Having your character facing away from the person they’re talking to is a great way to film a confession or unveil a terrible secret. The advantage of this style of shot composition is that the person making the confession is framed in close up, emphasising the subtlety of their performance while showing the reaction of the person they are talking to. This can also create a sense of emotional distance or accentuate the difficult of what they are saying. It’s also aesthetically pleasing because it creates a sense of depth within the shot.
Examples of facing away
This style of shot composition is surprisingly common. Media teacher Rob Young calls it the Days of our Lives shot in reference to its extensive use in daytime soap operas.
In The Bourne Supremacy, director Paul Greengrass uses this shot when Ward Abbott (Brian Cox) confesses his involvement in the murder of Bourne’s girlfriend Marie.
In the BBC television series Sherlock, this framing technique is used relatively frequently, the aloof Sherlock facing away from Watson as he talks to them…or anyone else that he sees as intellectually inferior.

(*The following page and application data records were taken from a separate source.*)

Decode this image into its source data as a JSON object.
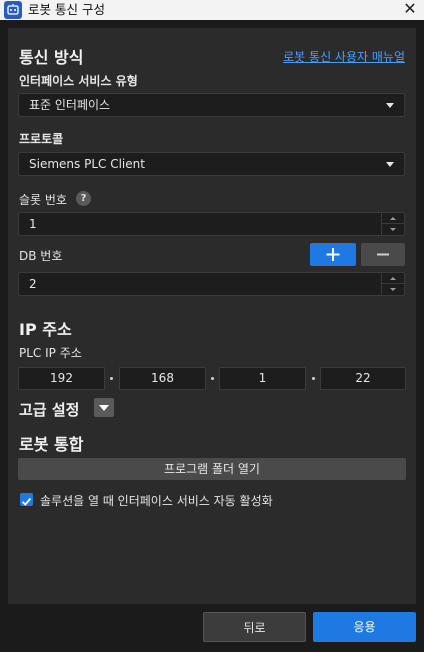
{
  "window": {
    "title": "로봇 통신 구성",
    "close_symbol": "✕"
  },
  "comm": {
    "heading": "통신 방식",
    "manual_link": "로봇 통신 사용자 매뉴얼",
    "interface_label": "인터페이스 서비스 유형",
    "interface_value": "표준 인터페이스",
    "protocol_label": "프로토콜",
    "protocol_value": "Siemens PLC Client",
    "slot_label": "슬롯 번호",
    "help_symbol": "?",
    "slot_value": "1",
    "db_label": "DB 번호",
    "db_value": "2"
  },
  "ip": {
    "heading": "IP 주소",
    "plc_label": "PLC IP 주소",
    "octets": [
      "192",
      "168",
      "1",
      "22"
    ]
  },
  "advanced": {
    "label": "고급 설정"
  },
  "integration": {
    "heading": "로봇 통합",
    "open_folder": "프로그램 폴더 열기",
    "auto_enable_label": "솔루션을 열 때 인터페이스 서비스 자동 활성화",
    "auto_enable_checked": true
  },
  "footer": {
    "back": "뒤로",
    "apply": "응용"
  },
  "colors": {
    "accent": "#1e7ae0",
    "link": "#4a9eff",
    "panel": "#2b2b2b",
    "background": "#1b1b1b"
  }
}
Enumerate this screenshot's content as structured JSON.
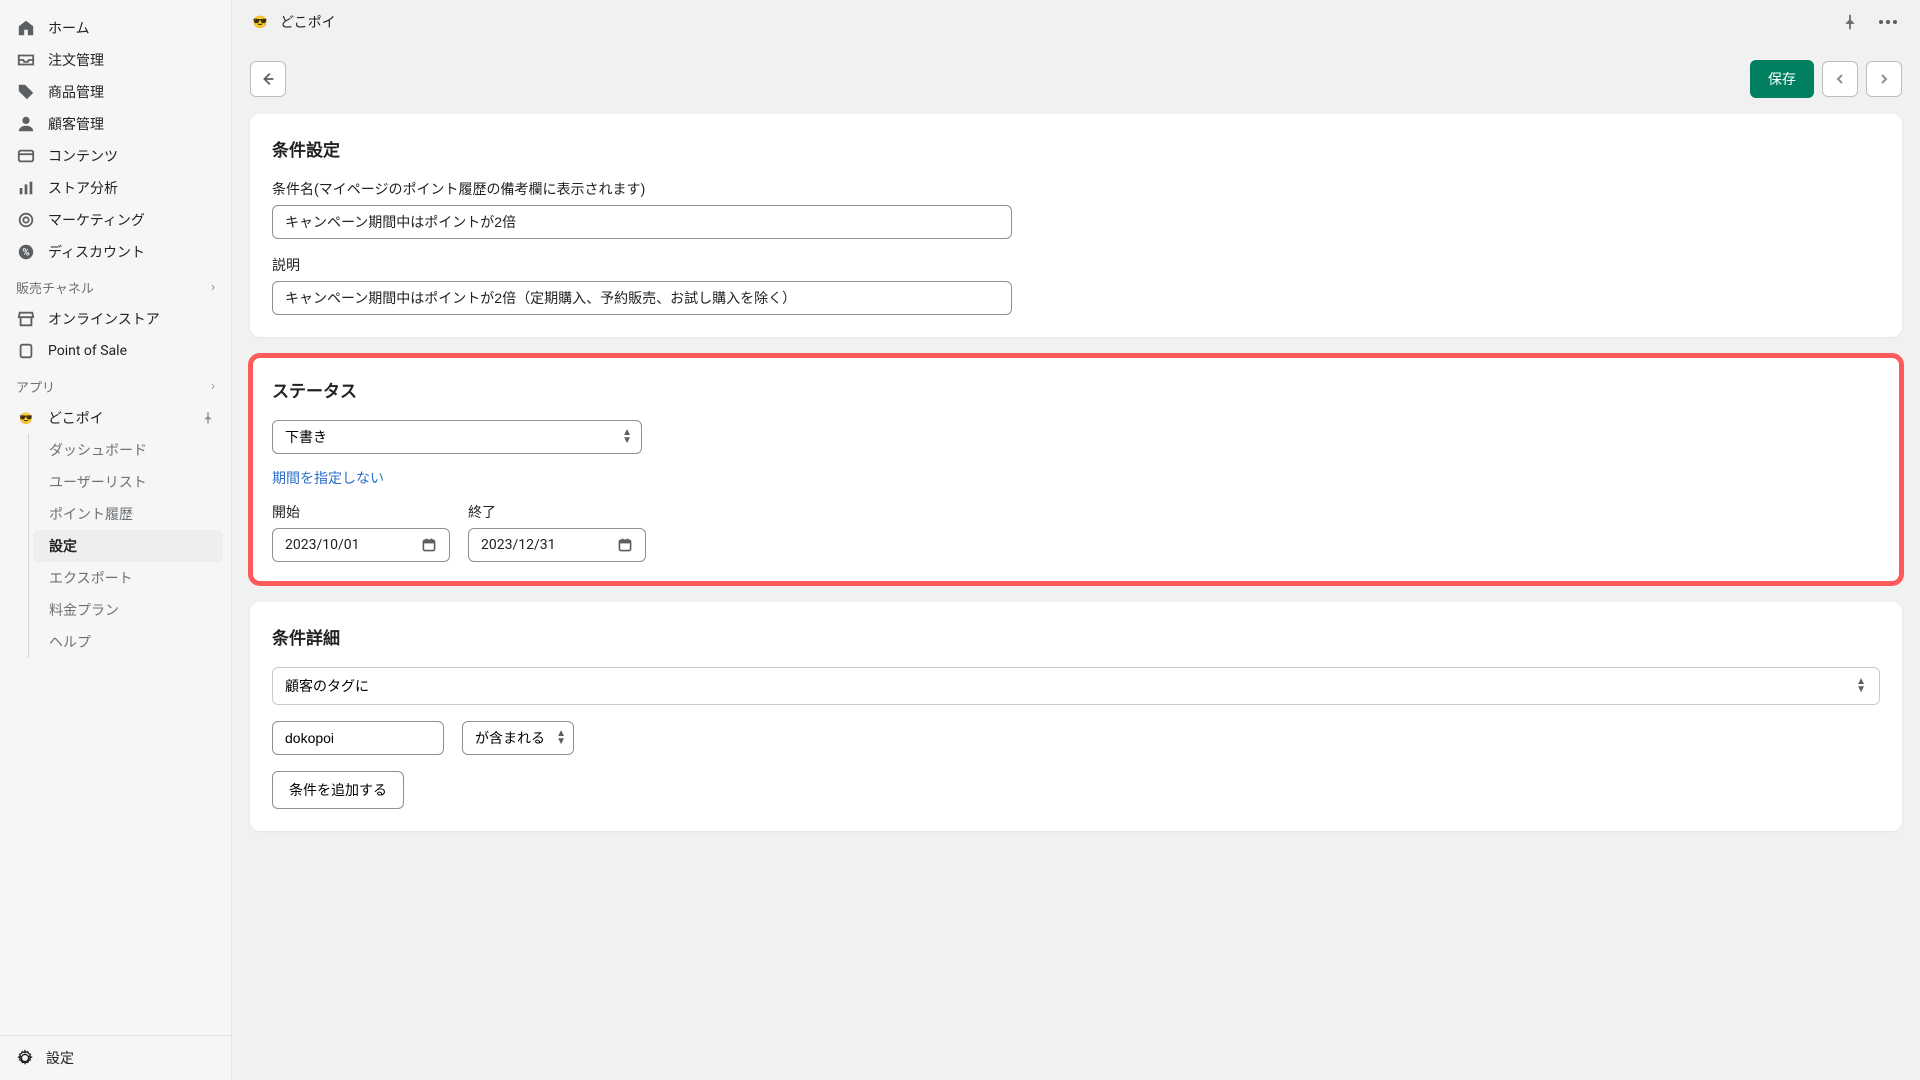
{
  "sidebar": {
    "main_items": [
      {
        "icon": "home",
        "label": "ホーム"
      },
      {
        "icon": "inbox",
        "label": "注文管理"
      },
      {
        "icon": "tag",
        "label": "商品管理"
      },
      {
        "icon": "user",
        "label": "顧客管理"
      },
      {
        "icon": "content",
        "label": "コンテンツ"
      },
      {
        "icon": "chart",
        "label": "ストア分析"
      },
      {
        "icon": "target",
        "label": "マーケティング"
      },
      {
        "icon": "discount",
        "label": "ディスカウント"
      }
    ],
    "channels_header": "販売チャネル",
    "channels": [
      {
        "icon": "store",
        "label": "オンラインストア"
      },
      {
        "icon": "pos",
        "label": "Point of Sale"
      }
    ],
    "apps_header": "アプリ",
    "app_name": "どこポイ",
    "app_subitems": [
      {
        "label": "ダッシュボード",
        "active": false
      },
      {
        "label": "ユーザーリスト",
        "active": false
      },
      {
        "label": "ポイント履歴",
        "active": false
      },
      {
        "label": "設定",
        "active": true
      },
      {
        "label": "エクスポート",
        "active": false
      },
      {
        "label": "料金プラン",
        "active": false
      },
      {
        "label": "ヘルプ",
        "active": false
      }
    ],
    "settings_label": "設定"
  },
  "topbar": {
    "app_title": "どこポイ"
  },
  "toolbar": {
    "save_label": "保存"
  },
  "card_condition": {
    "title": "条件設定",
    "name_label": "条件名(マイページのポイント履歴の備考欄に表示されます)",
    "name_value": "キャンペーン期間中はポイントが2倍",
    "desc_label": "説明",
    "desc_value": "キャンペーン期間中はポイントが2倍（定期購入、予約販売、お試し購入を除く）"
  },
  "card_status": {
    "title": "ステータス",
    "status_value": "下書き",
    "no_period_link": "期間を指定しない",
    "start_label": "開始",
    "start_value": "2023/10/01",
    "end_label": "終了",
    "end_value": "2023/12/31"
  },
  "card_detail": {
    "title": "条件詳細",
    "target_value": "顧客のタグに",
    "tag_value": "dokopoi",
    "contains_value": "が含まれる",
    "add_button": "条件を追加する"
  }
}
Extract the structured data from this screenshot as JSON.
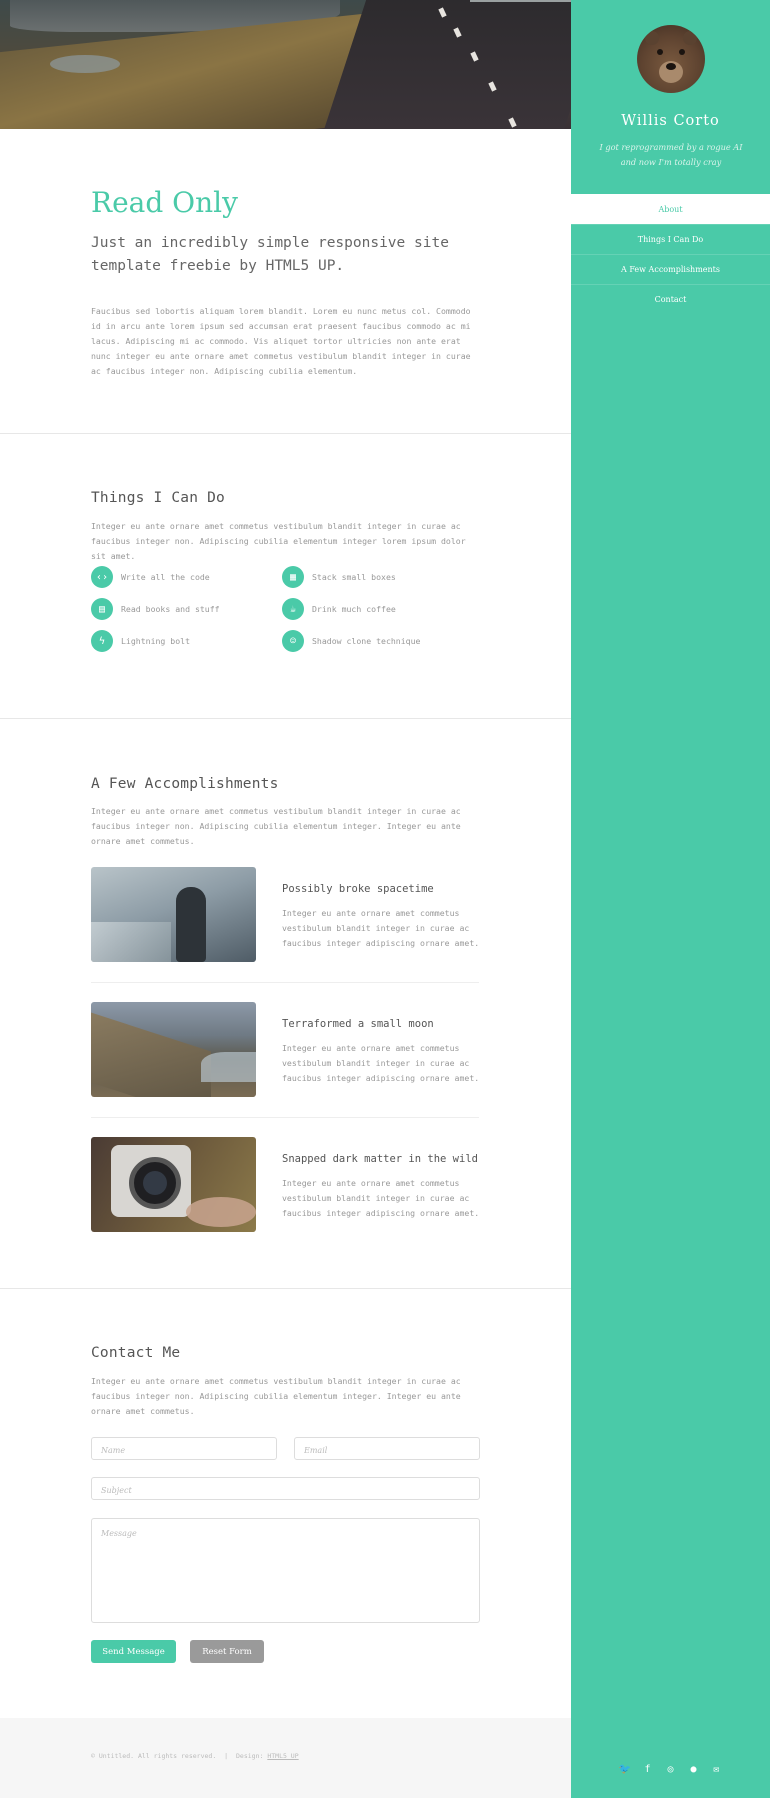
{
  "intro": {
    "title": "Read Only",
    "lead": "Just an incredibly simple responsive site template freebie by HTML5 UP.",
    "body": "Faucibus sed lobortis aliquam lorem blandit. Lorem eu nunc metus col. Commodo id in arcu ante lorem ipsum sed accumsan erat praesent faucibus commodo ac mi lacus. Adipiscing mi ac commodo. Vis aliquet tortor ultricies non ante erat nunc integer eu ante ornare amet commetus vestibulum blandit integer in curae ac faucibus integer non. Adipiscing cubilia elementum."
  },
  "skills": {
    "title": "Things I Can Do",
    "body": "Integer eu ante ornare amet commetus vestibulum blandit integer in curae ac faucibus integer non. Adipiscing cubilia elementum integer lorem ipsum dolor sit amet.",
    "items": [
      {
        "label": "Write all the code",
        "icon": "code-icon"
      },
      {
        "label": "Stack small boxes",
        "icon": "cubes-icon"
      },
      {
        "label": "Read books and stuff",
        "icon": "book-icon"
      },
      {
        "label": "Drink much coffee",
        "icon": "coffee-icon"
      },
      {
        "label": "Lightning bolt",
        "icon": "bolt-icon"
      },
      {
        "label": "Shadow clone technique",
        "icon": "users-icon"
      }
    ]
  },
  "accomplishments": {
    "title": "A Few Accomplishments",
    "body": "Integer eu ante ornare amet commetus vestibulum blandit integer in curae ac faucibus integer non. Adipiscing cubilia elementum integer. Integer eu ante ornare amet commetus.",
    "items": [
      {
        "title": "Possibly broke spacetime",
        "text": "Integer eu ante ornare amet commetus vestibulum blandit integer in curae ac faucibus integer adipiscing ornare amet."
      },
      {
        "title": "Terraformed a small moon",
        "text": "Integer eu ante ornare amet commetus vestibulum blandit integer in curae ac faucibus integer adipiscing ornare amet."
      },
      {
        "title": "Snapped dark matter in the wild",
        "text": "Integer eu ante ornare amet commetus vestibulum blandit integer in curae ac faucibus integer adipiscing ornare amet."
      }
    ]
  },
  "contact": {
    "title": "Contact Me",
    "body": "Integer eu ante ornare amet commetus vestibulum blandit integer in curae ac faucibus integer non. Adipiscing cubilia elementum integer. Integer eu ante ornare amet commetus.",
    "name_placeholder": "Name",
    "email_placeholder": "Email",
    "subject_placeholder": "Subject",
    "message_placeholder": "Message",
    "send_label": "Send Message",
    "reset_label": "Reset Form"
  },
  "footer": {
    "copyright": "© Untitled. All rights reserved.",
    "separator": "|",
    "design_prefix": "Design:",
    "design_link": "HTML5 UP"
  },
  "sidebar": {
    "name": "Willis Corto",
    "tagline": "I got reprogrammed by a rogue AI and now I'm totally cray",
    "nav": [
      "About",
      "Things I Can Do",
      "A Few Accomplishments",
      "Contact"
    ],
    "social": [
      {
        "icon": "twitter-icon",
        "glyph": "🐦"
      },
      {
        "icon": "facebook-icon",
        "glyph": "f"
      },
      {
        "icon": "instagram-icon",
        "glyph": "◎"
      },
      {
        "icon": "github-icon",
        "glyph": "●"
      },
      {
        "icon": "email-icon",
        "glyph": "✉"
      }
    ]
  },
  "colors": {
    "accent": "#4acaa8",
    "reset_button": "#9a9a9a"
  }
}
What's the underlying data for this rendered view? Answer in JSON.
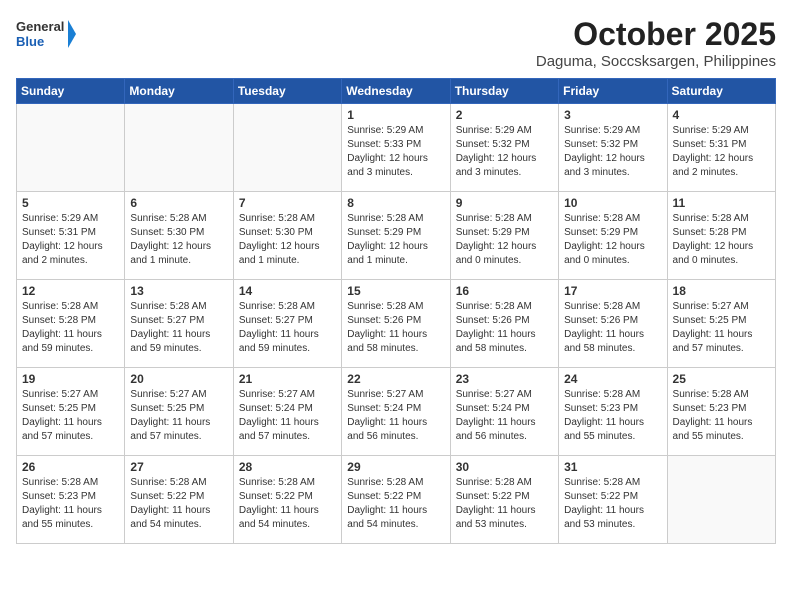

The next time you’re scripting a scene that involves a difficult conversation or confession, consider using this technique!